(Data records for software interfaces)
━━━━━━

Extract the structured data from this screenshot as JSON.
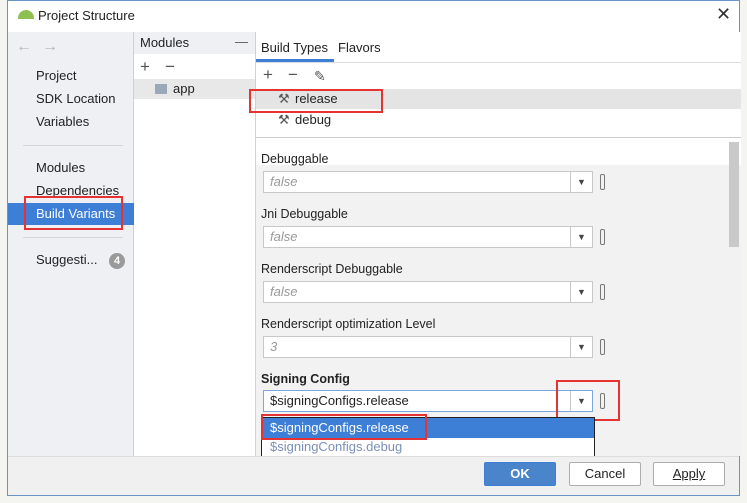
{
  "window": {
    "title": "Project Structure",
    "close": "✕"
  },
  "nav": {
    "back": "←",
    "forward": "→",
    "items": [
      "Project",
      "SDK Location",
      "Variables",
      "Modules",
      "Dependencies",
      "Build Variants",
      "Suggesti..."
    ],
    "suggestions_count": "4",
    "selected": "Build Variants"
  },
  "modules": {
    "header": "Modules",
    "collapse": "—",
    "add": "+",
    "remove": "−",
    "items": [
      "app"
    ]
  },
  "tabs": [
    "Build Types",
    "Flavors"
  ],
  "toolbar": {
    "add": "+",
    "remove": "−"
  },
  "build_types": [
    "release",
    "debug"
  ],
  "fields": [
    {
      "label": "Debuggable",
      "value": "false"
    },
    {
      "label": "Jni Debuggable",
      "value": "false"
    },
    {
      "label": "Renderscript Debuggable",
      "value": "false"
    },
    {
      "label": "Renderscript optimization Level",
      "value": "3"
    }
  ],
  "signing": {
    "label": "Signing Config",
    "value": "$signingConfigs.release",
    "options": [
      "$signingConfigs.release",
      "$signingConfigs.debug"
    ]
  },
  "buttons": {
    "ok": "OK",
    "cancel": "Cancel",
    "apply": "Apply"
  },
  "colors": {
    "accent": "#3d7ed6",
    "highlight": "#e53333"
  }
}
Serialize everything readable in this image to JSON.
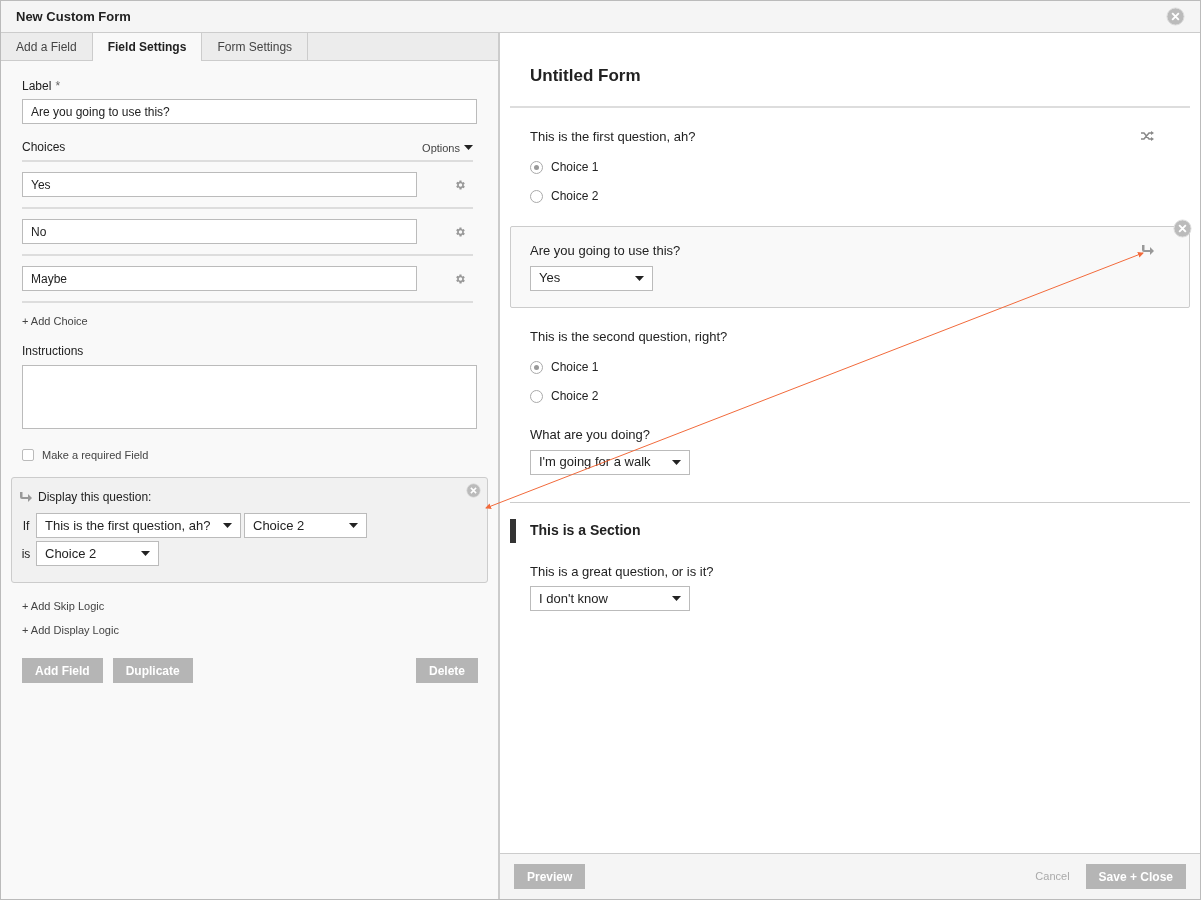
{
  "window": {
    "title": "New Custom Form"
  },
  "tabs": [
    {
      "label": "Add a Field",
      "selected": false
    },
    {
      "label": "Field Settings",
      "selected": true
    },
    {
      "label": "Form Settings",
      "selected": false
    }
  ],
  "field_settings": {
    "label_title": "Label",
    "required_mark": "*",
    "label_value": "Are you going to use this?",
    "choices_title": "Choices",
    "options_menu": "Options",
    "choices": [
      {
        "value": "Yes"
      },
      {
        "value": "No"
      },
      {
        "value": "Maybe"
      }
    ],
    "add_choice": "+ Add Choice",
    "instructions_title": "Instructions",
    "required_checkbox": {
      "label": "Make a required Field",
      "checked": false
    },
    "display_logic": {
      "title": "Display this question:",
      "if_label": "If",
      "question": "This is the first question, ah?",
      "answer": "Choice 2",
      "is_label": "is",
      "value": "Choice 2"
    },
    "links": [
      "+ Add Skip Logic",
      "+ Add Display Logic"
    ],
    "buttons": [
      "Add Field",
      "Duplicate"
    ],
    "delete_button": "Delete"
  },
  "preview": {
    "title": "Untitled Form",
    "items": [
      {
        "kind": "radio",
        "question": "This is the first question, ah?",
        "selected": false,
        "randomized": true,
        "has_logic": false,
        "options": [
          {
            "label": "Choice 1",
            "selected": true
          },
          {
            "label": "Choice 2",
            "selected": false
          }
        ]
      },
      {
        "kind": "select",
        "question": "Are you going to use this?",
        "value": "Yes",
        "selected": true,
        "randomized": false,
        "has_logic": true
      },
      {
        "kind": "radio",
        "question": "This is the second question, right?",
        "selected": false,
        "randomized": false,
        "has_logic": false,
        "options": [
          {
            "label": "Choice 1",
            "selected": true
          },
          {
            "label": "Choice 2",
            "selected": false
          }
        ]
      },
      {
        "kind": "select",
        "question": "What are you doing?",
        "value": "I'm going for a walk",
        "selected": false,
        "randomized": false,
        "has_logic": false
      },
      {
        "kind": "section",
        "title": "This is a Section"
      },
      {
        "kind": "select",
        "question": "This is a great question, or is it?",
        "value": "I don't know",
        "selected": false,
        "randomized": false,
        "has_logic": false
      }
    ]
  },
  "footer": {
    "preview_button": "Preview",
    "cancel": "Cancel",
    "save_button": "Save + Close"
  }
}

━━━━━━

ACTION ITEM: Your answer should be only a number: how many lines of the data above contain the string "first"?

ANSWER BELOW: 2